Rabbit Fever Tularemia

What is Rabbit Fever?

Tularemia, also known as rabbit fever, is an infectious disease caused a bacterium called Francisella tularensis. It is often a disease in hunters, especially people who hunt rabbits or other wildlife that may harbour the bacteria. Outbreaks of the disease may occur.

How do you get Rabbit Fever?

The bacterium is typically spread by ticks, deer flies, contact with infected animals, by drinking contaminated water or breathing in contaminated dust. It is not spread directly between people. The bacteria can penetrate into the body through damaged skin, mucous membranes, and inhalation. Humans are most often infected by tick/deer fly bites.

Susceptibility and Resistance

Susceptibility is universal. Hunters, game wardens, trappers, and campers are particularly susceptible. Animals that are known to have transmitted tularemia include rabbits (most common), foxes, squirrels, skunks, muskrats, beavers, voles, and even fish.

Incubation Period

The incubation period for Rabbit Fever is 1-14 days.

What are the Symptoms?
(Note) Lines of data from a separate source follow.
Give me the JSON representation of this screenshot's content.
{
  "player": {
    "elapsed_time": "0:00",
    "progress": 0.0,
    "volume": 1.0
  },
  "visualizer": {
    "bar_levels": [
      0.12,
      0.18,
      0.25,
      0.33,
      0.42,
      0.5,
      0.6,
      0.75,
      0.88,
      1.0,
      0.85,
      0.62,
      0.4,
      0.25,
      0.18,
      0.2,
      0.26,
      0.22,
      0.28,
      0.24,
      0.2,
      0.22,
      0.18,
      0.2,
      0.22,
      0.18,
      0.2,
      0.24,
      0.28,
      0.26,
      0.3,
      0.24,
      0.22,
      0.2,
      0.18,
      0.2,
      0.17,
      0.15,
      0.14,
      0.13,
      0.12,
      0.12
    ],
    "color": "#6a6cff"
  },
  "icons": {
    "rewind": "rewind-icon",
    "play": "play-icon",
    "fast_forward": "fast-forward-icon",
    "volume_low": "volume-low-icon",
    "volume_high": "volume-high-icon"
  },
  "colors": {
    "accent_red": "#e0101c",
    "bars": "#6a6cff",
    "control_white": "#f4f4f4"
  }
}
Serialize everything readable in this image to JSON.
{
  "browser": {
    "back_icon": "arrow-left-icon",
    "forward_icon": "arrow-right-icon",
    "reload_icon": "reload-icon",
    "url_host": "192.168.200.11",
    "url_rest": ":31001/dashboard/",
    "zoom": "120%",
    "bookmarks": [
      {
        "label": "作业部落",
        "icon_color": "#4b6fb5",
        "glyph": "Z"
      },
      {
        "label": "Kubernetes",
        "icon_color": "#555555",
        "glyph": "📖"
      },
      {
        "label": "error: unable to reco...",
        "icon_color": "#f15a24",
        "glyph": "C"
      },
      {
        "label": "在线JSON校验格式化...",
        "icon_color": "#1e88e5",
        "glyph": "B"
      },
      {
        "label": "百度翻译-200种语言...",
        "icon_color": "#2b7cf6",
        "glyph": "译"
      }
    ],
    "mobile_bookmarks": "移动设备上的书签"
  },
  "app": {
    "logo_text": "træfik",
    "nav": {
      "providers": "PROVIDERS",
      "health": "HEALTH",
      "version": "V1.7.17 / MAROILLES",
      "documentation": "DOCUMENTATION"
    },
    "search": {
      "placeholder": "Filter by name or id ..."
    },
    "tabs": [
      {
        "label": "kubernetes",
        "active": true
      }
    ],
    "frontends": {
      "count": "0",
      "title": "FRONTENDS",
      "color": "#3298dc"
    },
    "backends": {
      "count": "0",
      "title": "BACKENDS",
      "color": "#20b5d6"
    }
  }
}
Symptoms depend on the site of infection. There are 6 characteristic clinical versions of this disease. Ulceroglandular (swollen lymph nodes with overlying skin ulcers) is the most common type representing 75% of all forms. Other types include glandular (swollen lymph nodes), oropharyngeal (mouth and larynx), pneumonic, oculoglandular (eye inflammation with swollen lymph nodes), and typhoidal (gastrointestinal). Typical symptoms include abrupt onset of fever, headache, chills and rigours, myalgia (muscle aches especially the low back), coryza (red eyes), and sore throat. Symptoms may also include skin ulcers and enlarged lymph nodes.

Preventative Measures

There are no safe, available, approved vaccines against tularemia. Preventive measures include using insect repellent, wearing long pants, rapid removing ticks, and not disturbing dead animals. Hunters should use face masks when skinning animals that may be infected.


Treatment includes antibiotics such as streptomycin or gentamicin. Doxycycline has also been used.


Where Does It Commonly Occur?

Tularemia is ubiquitous in the northern hemisphere, including the United States, Europe, Russia and the former republics of the USSR, Japan, and Spain.